_Description of the task_
Among the entries below, how many lines include the word "Network"? Reply with only the number.

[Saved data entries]
· · · ·

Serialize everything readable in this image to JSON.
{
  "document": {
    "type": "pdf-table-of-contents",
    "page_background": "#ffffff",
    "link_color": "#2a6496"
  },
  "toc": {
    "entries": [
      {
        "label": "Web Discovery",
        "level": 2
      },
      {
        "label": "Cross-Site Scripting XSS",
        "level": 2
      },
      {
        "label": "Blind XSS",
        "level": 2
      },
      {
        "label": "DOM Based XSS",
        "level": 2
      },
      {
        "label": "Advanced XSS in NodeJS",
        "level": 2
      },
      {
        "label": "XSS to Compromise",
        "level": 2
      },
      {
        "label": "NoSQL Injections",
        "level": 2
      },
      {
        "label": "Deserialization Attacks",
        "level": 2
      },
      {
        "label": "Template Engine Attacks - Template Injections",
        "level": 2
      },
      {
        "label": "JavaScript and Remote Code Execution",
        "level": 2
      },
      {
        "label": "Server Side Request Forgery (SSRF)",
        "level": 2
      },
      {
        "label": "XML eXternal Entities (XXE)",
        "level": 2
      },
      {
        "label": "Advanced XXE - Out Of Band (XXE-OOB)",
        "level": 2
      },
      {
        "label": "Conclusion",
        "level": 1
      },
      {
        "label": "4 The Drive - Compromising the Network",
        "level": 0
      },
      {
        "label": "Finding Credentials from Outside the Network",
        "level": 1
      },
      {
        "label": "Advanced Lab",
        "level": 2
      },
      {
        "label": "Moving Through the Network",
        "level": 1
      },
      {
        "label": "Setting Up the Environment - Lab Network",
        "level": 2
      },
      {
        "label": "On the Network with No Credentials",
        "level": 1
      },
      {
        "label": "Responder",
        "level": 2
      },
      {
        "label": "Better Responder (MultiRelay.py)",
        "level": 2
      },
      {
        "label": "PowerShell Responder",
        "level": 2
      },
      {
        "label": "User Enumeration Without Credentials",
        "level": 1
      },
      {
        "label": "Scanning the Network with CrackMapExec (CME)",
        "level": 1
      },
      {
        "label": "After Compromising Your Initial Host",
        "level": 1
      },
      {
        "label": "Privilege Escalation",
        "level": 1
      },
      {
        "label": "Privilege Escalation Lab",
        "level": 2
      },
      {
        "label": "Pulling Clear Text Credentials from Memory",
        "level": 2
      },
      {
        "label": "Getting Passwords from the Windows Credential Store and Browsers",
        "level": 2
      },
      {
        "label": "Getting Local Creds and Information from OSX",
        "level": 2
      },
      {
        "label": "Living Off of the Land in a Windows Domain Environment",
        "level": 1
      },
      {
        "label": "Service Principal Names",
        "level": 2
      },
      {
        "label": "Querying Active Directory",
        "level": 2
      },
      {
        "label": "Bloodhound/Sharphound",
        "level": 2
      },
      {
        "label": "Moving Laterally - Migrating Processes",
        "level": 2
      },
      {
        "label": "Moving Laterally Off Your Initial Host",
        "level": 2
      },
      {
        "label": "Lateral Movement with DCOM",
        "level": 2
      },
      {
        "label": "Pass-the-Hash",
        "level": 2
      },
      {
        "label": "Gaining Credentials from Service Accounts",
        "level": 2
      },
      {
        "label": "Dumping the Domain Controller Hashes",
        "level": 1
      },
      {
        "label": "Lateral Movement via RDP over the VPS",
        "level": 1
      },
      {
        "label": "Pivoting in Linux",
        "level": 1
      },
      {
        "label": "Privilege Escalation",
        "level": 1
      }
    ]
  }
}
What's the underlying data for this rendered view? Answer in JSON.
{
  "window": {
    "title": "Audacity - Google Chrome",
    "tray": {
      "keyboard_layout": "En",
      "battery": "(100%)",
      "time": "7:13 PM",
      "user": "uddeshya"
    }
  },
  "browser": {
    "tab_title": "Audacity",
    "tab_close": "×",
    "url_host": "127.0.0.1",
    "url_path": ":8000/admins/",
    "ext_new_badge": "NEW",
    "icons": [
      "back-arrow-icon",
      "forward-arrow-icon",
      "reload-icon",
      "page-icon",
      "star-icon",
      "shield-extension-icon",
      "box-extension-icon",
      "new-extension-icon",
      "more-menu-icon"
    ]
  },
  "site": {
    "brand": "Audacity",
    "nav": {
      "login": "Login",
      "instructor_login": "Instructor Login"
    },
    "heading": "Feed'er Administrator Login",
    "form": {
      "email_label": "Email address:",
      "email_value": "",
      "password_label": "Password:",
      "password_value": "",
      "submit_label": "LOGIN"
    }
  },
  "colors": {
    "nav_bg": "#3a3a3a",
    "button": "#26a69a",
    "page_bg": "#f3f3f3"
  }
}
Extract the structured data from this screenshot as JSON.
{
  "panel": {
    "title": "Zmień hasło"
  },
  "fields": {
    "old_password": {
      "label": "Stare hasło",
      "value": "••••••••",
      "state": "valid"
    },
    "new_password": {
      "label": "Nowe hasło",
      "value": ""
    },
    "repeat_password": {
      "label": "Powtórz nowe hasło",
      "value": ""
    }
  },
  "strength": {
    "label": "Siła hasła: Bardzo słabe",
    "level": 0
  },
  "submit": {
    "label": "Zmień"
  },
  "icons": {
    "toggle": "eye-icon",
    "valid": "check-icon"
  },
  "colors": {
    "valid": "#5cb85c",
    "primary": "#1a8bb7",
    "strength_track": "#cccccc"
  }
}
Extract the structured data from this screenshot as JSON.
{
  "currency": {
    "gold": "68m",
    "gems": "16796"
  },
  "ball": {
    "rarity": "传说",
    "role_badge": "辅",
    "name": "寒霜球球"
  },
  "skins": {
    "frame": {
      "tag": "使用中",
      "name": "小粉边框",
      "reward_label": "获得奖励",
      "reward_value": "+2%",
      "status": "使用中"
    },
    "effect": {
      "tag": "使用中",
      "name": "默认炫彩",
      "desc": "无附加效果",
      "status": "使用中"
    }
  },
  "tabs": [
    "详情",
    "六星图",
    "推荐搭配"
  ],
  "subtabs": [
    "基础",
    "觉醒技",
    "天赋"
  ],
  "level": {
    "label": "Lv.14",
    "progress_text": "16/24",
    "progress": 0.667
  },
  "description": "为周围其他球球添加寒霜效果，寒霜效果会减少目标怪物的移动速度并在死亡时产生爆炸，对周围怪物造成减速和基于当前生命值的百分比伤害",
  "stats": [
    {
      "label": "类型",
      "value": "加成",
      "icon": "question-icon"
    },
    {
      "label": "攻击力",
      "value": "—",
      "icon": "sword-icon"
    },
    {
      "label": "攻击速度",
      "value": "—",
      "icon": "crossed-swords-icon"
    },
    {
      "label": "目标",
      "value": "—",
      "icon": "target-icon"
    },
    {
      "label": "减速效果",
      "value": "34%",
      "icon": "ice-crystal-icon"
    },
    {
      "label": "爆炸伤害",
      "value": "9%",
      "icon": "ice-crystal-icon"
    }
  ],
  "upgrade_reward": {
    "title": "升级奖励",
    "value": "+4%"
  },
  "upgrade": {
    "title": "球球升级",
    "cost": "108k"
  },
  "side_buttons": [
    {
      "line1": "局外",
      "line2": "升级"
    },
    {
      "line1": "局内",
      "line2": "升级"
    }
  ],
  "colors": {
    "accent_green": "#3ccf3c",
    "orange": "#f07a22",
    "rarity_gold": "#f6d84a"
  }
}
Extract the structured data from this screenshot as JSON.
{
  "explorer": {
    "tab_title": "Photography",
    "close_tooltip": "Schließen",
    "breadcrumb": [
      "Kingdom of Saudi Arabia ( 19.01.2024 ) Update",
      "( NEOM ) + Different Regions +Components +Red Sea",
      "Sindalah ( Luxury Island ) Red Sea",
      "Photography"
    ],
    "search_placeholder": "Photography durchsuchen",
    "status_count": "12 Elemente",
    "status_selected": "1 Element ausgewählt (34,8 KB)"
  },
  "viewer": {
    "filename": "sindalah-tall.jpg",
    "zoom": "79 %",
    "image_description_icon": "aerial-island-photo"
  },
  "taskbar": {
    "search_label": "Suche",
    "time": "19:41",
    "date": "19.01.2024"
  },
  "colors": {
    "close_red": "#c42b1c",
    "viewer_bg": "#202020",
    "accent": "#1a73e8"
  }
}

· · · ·

_Solution to this task_
6